The apparel industry continues to be a hotbed of innovation, with activity driven by comfort, advanced materials, and technology, and the growing importance of technologies such as synthetic polymer yarns, blended fabrics, and anti-static fabrics. In the last three years alone, there have been over 32,000 patents filed and granted in the apparel industry, according to GlobalData’s report on Innovation in Apparel: Anti-static fabrics.
However, not all innovations are equal and nor do they follow a constant upward trend. Instead, their evolution takes the form of an S-shaped curve that reflects their typical lifecycle from early emergence to accelerating adoption, before finally stabilising and reaching maturity.

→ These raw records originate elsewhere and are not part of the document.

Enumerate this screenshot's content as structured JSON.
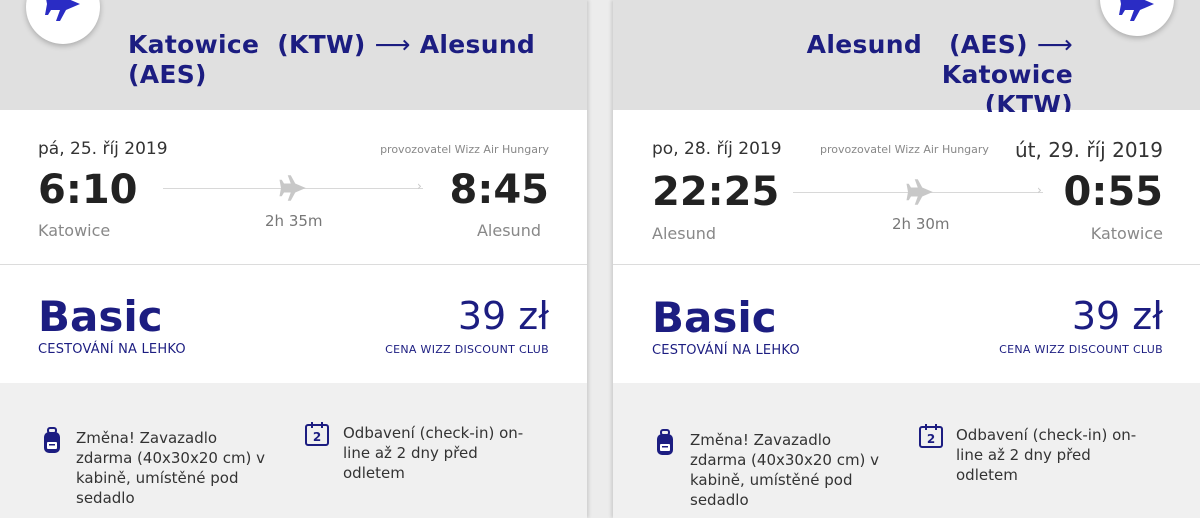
{
  "colors": {
    "brand": "#1c1d81",
    "header_bg": "#e0e0e0",
    "features_bg": "#f0f0f0"
  },
  "cards": [
    {
      "route": {
        "from": "Katowice",
        "from_code": "(KTW)",
        "to": "Alesund",
        "to_code": "(AES)",
        "arrow": "⟶"
      },
      "icon": "plane-icon",
      "date_dep": "pá, 25. říj 2019",
      "operator": "provozovatel Wizz Air Hungary",
      "dep_time": "6:10",
      "arr_time": "8:45",
      "dep_city": "Katowice",
      "arr_city": "Alesund",
      "duration": "2h 35m",
      "fare_name": "Basic",
      "fare_sub": "CESTOVÁNÍ NA LEHKO",
      "price": "39 zł",
      "price_sub": "CENA WIZZ DISCOUNT CLUB",
      "feature_bag": "Změna! Zavazadlo zdarma (40x30x20 cm) v kabině, umístěné pod sedadlo",
      "feature_checkin": "Odbavení (check-in) on-line až 2 dny před odletem",
      "checkin_badge": "2"
    },
    {
      "route": {
        "from": "Alesund",
        "from_code": "(AES)",
        "to": "Katowice",
        "to_code": "(KTW)",
        "arrow": "⟶"
      },
      "icon": "plane-icon",
      "date_dep": "po, 28. říj 2019",
      "date_arr": "út, 29. říj 2019",
      "operator": "provozovatel Wizz Air Hungary",
      "dep_time": "22:25",
      "arr_time": "0:55",
      "dep_city": "Alesund",
      "arr_city": "Katowice",
      "duration": "2h 30m",
      "fare_name": "Basic",
      "fare_sub": "CESTOVÁNÍ NA LEHKO",
      "price": "39 zł",
      "price_sub": "CENA WIZZ DISCOUNT CLUB",
      "feature_bag": "Změna! Zavazadlo zdarma (40x30x20 cm) v kabině, umístěné pod sedadlo",
      "feature_checkin": "Odbavení (check-in) on-line až 2 dny před odletem",
      "checkin_badge": "2"
    }
  ]
}
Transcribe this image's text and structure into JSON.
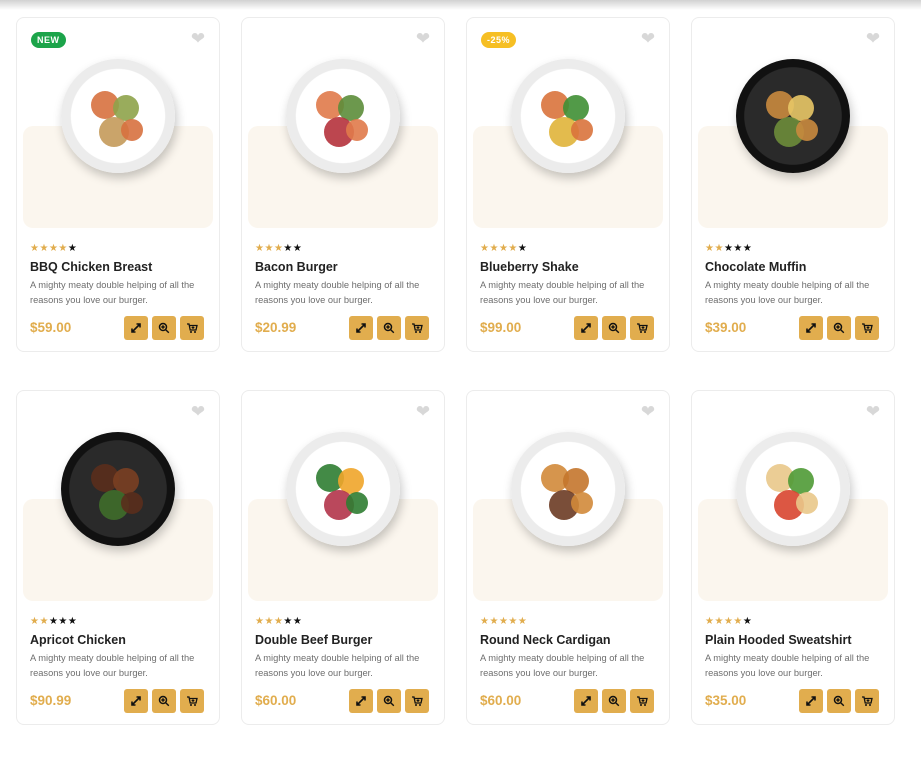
{
  "colors": {
    "accent": "#e1ad4e",
    "new_badge": "#1ca44a",
    "discount_badge": "#f6bf24",
    "image_bg": "#fbf6ee"
  },
  "icons": {
    "wishlist": "heart-icon",
    "compare": "compare-arrows-icon",
    "quick_view": "zoom-in-icon",
    "cart": "add-to-cart-icon"
  },
  "products": [
    {
      "badge": "NEW",
      "badge_type": "new",
      "rating": 4,
      "name": "BBQ Chicken Breast",
      "description": "A mighty meaty double helping of all the reasons you love our burger.",
      "price": "$59.00",
      "plate": "light"
    },
    {
      "badge": "",
      "badge_type": "",
      "rating": 3,
      "name": "Bacon Burger",
      "description": "A mighty meaty double helping of all the reasons you love our burger.",
      "price": "$20.99",
      "plate": "light"
    },
    {
      "badge": "-25%",
      "badge_type": "discount",
      "rating": 4,
      "name": "Blueberry Shake",
      "description": "A mighty meaty double helping of all the reasons you love our burger.",
      "price": "$99.00",
      "plate": "light"
    },
    {
      "badge": "",
      "badge_type": "",
      "rating": 2,
      "name": "Chocolate Muffin",
      "description": "A mighty meaty double helping of all the reasons you love our burger.",
      "price": "$39.00",
      "plate": "dark"
    },
    {
      "badge": "",
      "badge_type": "",
      "rating": 2,
      "name": "Apricot Chicken",
      "description": "A mighty meaty double helping of all the reasons you love our burger.",
      "price": "$90.99",
      "plate": "dark"
    },
    {
      "badge": "",
      "badge_type": "",
      "rating": 3,
      "name": "Double Beef Burger",
      "description": "A mighty meaty double helping of all the reasons you love our burger.",
      "price": "$60.00",
      "plate": "light"
    },
    {
      "badge": "",
      "badge_type": "",
      "rating": 5,
      "name": "Round Neck Cardigan",
      "description": "A mighty meaty double helping of all the reasons you love our burger.",
      "price": "$60.00",
      "plate": "light"
    },
    {
      "badge": "",
      "badge_type": "",
      "rating": 4,
      "name": "Plain Hooded Sweatshirt",
      "description": "A mighty meaty double helping of all the reasons you love our burger.",
      "price": "$35.00",
      "plate": "light"
    }
  ]
}
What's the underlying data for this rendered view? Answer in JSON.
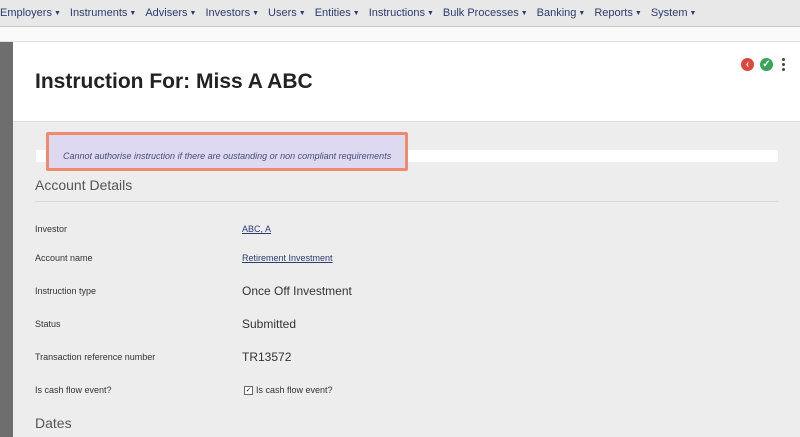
{
  "nav": [
    {
      "label": "Employers"
    },
    {
      "label": "Instruments"
    },
    {
      "label": "Advisers"
    },
    {
      "label": "Investors"
    },
    {
      "label": "Users"
    },
    {
      "label": "Entities"
    },
    {
      "label": "Instructions"
    },
    {
      "label": "Bulk Processes"
    },
    {
      "label": "Banking"
    },
    {
      "label": "Reports"
    },
    {
      "label": "System"
    }
  ],
  "page": {
    "title": "Instruction For: Miss A ABC",
    "message": "Cannot authorise instruction if there are oustanding or non compliant requirements"
  },
  "account_details": {
    "heading": "Account Details",
    "investor_label": "Investor",
    "investor_value": "ABC, A",
    "account_name_label": "Account name",
    "account_name_value": "Retirement Investment",
    "instruction_type_label": "Instruction type",
    "instruction_type_value": "Once Off Investment",
    "status_label": "Status",
    "status_value": "Submitted",
    "txn_ref_label": "Transaction reference number",
    "txn_ref_value": "TR13572",
    "cash_flow_label": "Is cash flow event?",
    "cash_flow_checkbox_label": "Is cash flow event?",
    "cash_flow_checked": true
  },
  "dates": {
    "heading": "Dates"
  },
  "colors": {
    "nav_text": "#2d3b6e",
    "back_button": "#d9483a",
    "approve_button": "#3aa55a",
    "highlight_border": "#f08a6e"
  }
}
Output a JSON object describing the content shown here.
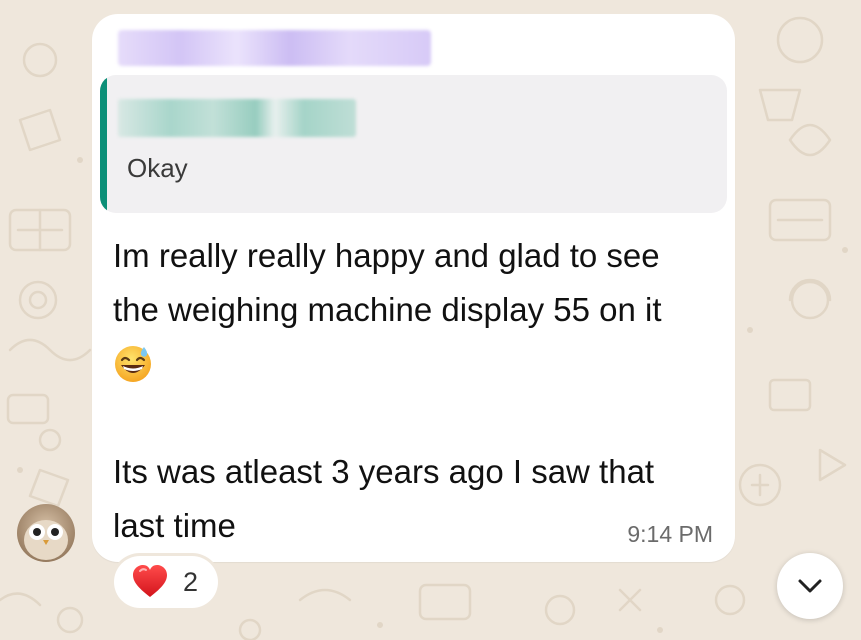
{
  "message": {
    "quoted_text": "Okay",
    "lines": [
      "Im really really happy and glad to see",
      "the weighing machine display 55 on it"
    ],
    "emoji": "grinning-face-with-sweat-emoji",
    "lines_after": [
      "",
      "Its was atleast 3 years ago I saw that",
      "last time"
    ],
    "time": "9:14 PM"
  },
  "reaction": {
    "emoji": "red-heart-emoji",
    "count": "2"
  },
  "icons": {
    "scroll_down": "chevron-down-icon",
    "avatar": "owl-avatar"
  },
  "colors": {
    "wallpaper": "#efe7dc",
    "bubble": "#ffffff",
    "quote_background": "#f1f0f2",
    "quote_bar": "#0c8f78",
    "heart": "#e8202a",
    "timestamp": "#6b6b6b"
  }
}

Identifying where a particular innovation is on this journey, especially those that are in the emerging and accelerating stages, is essential for understanding their current level of adoption and the likely future trajectory and impact they will have.
20+ innovations will shape the apparel industry
According to GlobalData’s Technology Foresights, which plots the S-curve for the apparel industry using innovation intensity models built on over 13,000 patents, there are 20+ innovation areas that will shape the future of the industry.
Within the emerging innovation stage, yarn chemical treatment, embossed protective clothing, and garment laser embossing are disruptive technologies that are in the early stages of application and should be tracked closely. Fire retardant garments, antistatic fabrics, and interlaced yarn fabrics are some of the accelerating innovation areas, where adoption has been steadily increasing. Among maturing innovation areas are flat knitting machines and coated yarn fabrics, which are now well established in the industry.
Innovation S-curve for the apparel industry
Anti-static fabric is a key innovation area in apparel
An anti-static yarn consists of conductive filaments and fibres. Anti-static garments can be anything including t-shirts, shirts, jumpers, facemasks, gloves, hair nets, shoes, high-visibility jackets, and lab coats. Anti-static yarns are blended with other yarns to create a garment that resembles any other textile, with anti-static properties.
GlobalData’s analysis also uncovers the companies at the forefront of each innovation area and assesses the potential reach and impact of their patenting activity across different applications and geographies. According to GlobalData, there are 10+ companies, spanning technology vendors, established apparel companies, and up-and-coming start-ups engaged in the development and application of anti-static fabrics.
Key players in anti-static fabrics – a disruptive innovation in the apparel industry
‘Application diversity’ measures the number of different applications identified for each relevant patent and broadly splits companies into either ‘niche’ or ‘diversified’ innovators.
‘Geographic reach’ refers to the number of different countries each relevant patent is registered in and reflects the breadth of geographic application intended, ranging from ‘global’ to ‘local’.
Patent volumes related to anti-static fabrics
|Company||Total patents (2010 - 2021)||Premium intelligence on the world's largest companies|
|Teijin||72||Unlock company profile|
|DuPont de Nemours||25||Unlock company profile|
|Welspun Group||23||Unlock company profile|
|Toray Industries||18||Unlock company profile|
|Albany International||12||Unlock company profile|
|National Safety Apparel||11||Unlock company profile|
|CEA||10||Unlock company profile|
|NIKE||9||Unlock company profile|
|Mitsubishi Gas Chemical||8||Unlock company profile|
|B&C Private Foundation||8||Unlock company profile|
|Sensomedical Labs||7||Unlock company profile|
|Mizuno||6||Unlock company profile|
|Hyosung||6||Unlock company profile|
|Politechnika Lodzka||6||Unlock company profile|
|Coolcore||6||Unlock company profile|
|Compass Diversified Holdings||5||Unlock company profile|
|Seiren||5||Unlock company profile|
|Intel||5||Unlock company profile|
Source: GlobalData Patent Analytics
The leading player in the anti-static fabric space in terms of patents filed is Teijin, followed by DuPont de Nemours, Welspun Group, Toray Industries, and Albany International. Teijin offers different fibres with anti-static properties. Rapia, a polyester fibre, offers anti-static properties that are long-lasting even after repeated washing. Microft, made with microfibers, is a high-density fabric. A type of Microft fabric offered by Teijin comes with anti-static properties.
In terms of application diversity, Intel leads, followed by CEA, Hyosung, and Nike.
The leading players in this space in terms of geographic reach are Albany International, B&C Private Foundation, Politechnika Lodzka, and Mizuno.
Anti-static fabrics will pick up momentum in the future as static electricity carries risks of electronic failure, and fires and explosions.
To further understand the key themes and technologies disrupting the apparel industry, access GlobalData’s latest thematic research report on Apparel.